Google’s (NASDAQ: GOOG) stock, recently trading for more than $800 per share, is up more than 30 percent this year and has averaged annual growth of more than 20 percent over the past eight years. Is it too late to make money on Google? Probably not. On a long-term discounted cash flow basis, a case can be made that the stock is still very cheap.
We first watched Google become the largest search engine in the world, but it has greatly expanded its scope since then. Its Android mobile operating system is the world’s most dominant one, and YouTube, which it bought in 2006, has ranked as high as the Internet’s second-most-visited site.
Google’s labs operate on the bleeding edge of technology, working on everything from wearable computers to self-driving cars. Google’s mission is “to organize the world’s information and make it universally accessible and useful.”
Few companies have wrought such a profound change on the world in such a short time, while substantially growing its bottom line, expanding its business and treating its employees well.
Remember that you don’t have to buy 100 shares at a time of any stock. If you’re interested in Google, you can buy just a few shares. (The Motley Fool owns shares of Google and its newsletters have recommended it.)

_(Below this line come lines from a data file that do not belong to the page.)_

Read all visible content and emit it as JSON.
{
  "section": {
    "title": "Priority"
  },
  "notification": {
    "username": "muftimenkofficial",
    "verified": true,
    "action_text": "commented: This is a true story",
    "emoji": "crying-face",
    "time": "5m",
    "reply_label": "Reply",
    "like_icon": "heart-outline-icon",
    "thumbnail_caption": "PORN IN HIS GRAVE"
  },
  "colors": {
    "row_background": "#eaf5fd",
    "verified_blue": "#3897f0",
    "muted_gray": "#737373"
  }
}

Ask the Fool
Q: What’s the difference between “intrinsic value” and “market value”? – C.B., Opelika, Ala.
A: Great question, as it’s a vital concept for investors. Imagine Meteorite Insurance (ticker: HEDSUP). Its intrinsic value is what it’s really worth, based on factors such as its assets and debt, its anticipated growth rate and, ultimately, the amount of cash it’s expected to generate over its lifetime.
Unfortunately, that’s not easy to determine, and different smart analysts will arrive at different numbers. Plus, things change. Meteorite’s intrinsic value may be estimated around $10 billion, but if a competitor gains a lot of ground, perhaps via a new product, Meteorite’s future, and therefore its intrinsic value, is suddenly different.
Meanwhile, market value is what investors are willing to pay for a company. It’s typically measured by calculating a company’s market capitalization: If Meteorite Insurance has 100 million shares outstanding and the current share price is $60, then its market cap is $6 billion (100 million times $60). If a firm’s estimated intrinsic value is higher than its market value, then its stock is likely undervalued and attractive.
Q: What’s a derivative? – A.M., Portland, Maine
A: It’s a financial contract whose value is “derived” from another security, such as a stock, bond, commodity, currency, or a market index such as the S&P 500. Some common types of derivatives are options, futures and mortgage-backed securities. They’re sometimes used to “hedge” risk, such as when companies limit their exposure to losses from currency exchange rate fluctuations or fuel price volatility.
Some derivatives can be very risky, such as when they’re used to amplify gains (and losses).
My dumbest investment
On July 2, 2000, I read good things about a software company called TenFold in my newspaper. On July 5, I bought shares at $17 apiece. On July 10, the stock dropped $7 per share, giving me a quick 41 percent loss. It was difficult to understand how a company could go from being profitable on July 2 to unprofitable on the 10th. B.T., via email
The Fool responds: A stock can surge or plunge based on a surprising quarterly earnings report. On July 10, TenFold preannounced disappointing results. The market’s view of the company then changed, with more people wanting to sell than buy it, thereby driving the price down.
The company had early success, and its stock went public at $17 per share in 1999, soared to $70 by March 2000, and then sank to around $1 per share as the Internet stock bubble burst. In 2002, the company was hit with an SEC investigation, with the case eventually dismissed. TenFold was eventually acquired by another company in 2008, with shareholders receiving $0.04 per share and convertible preferred stock on an as-converted basis.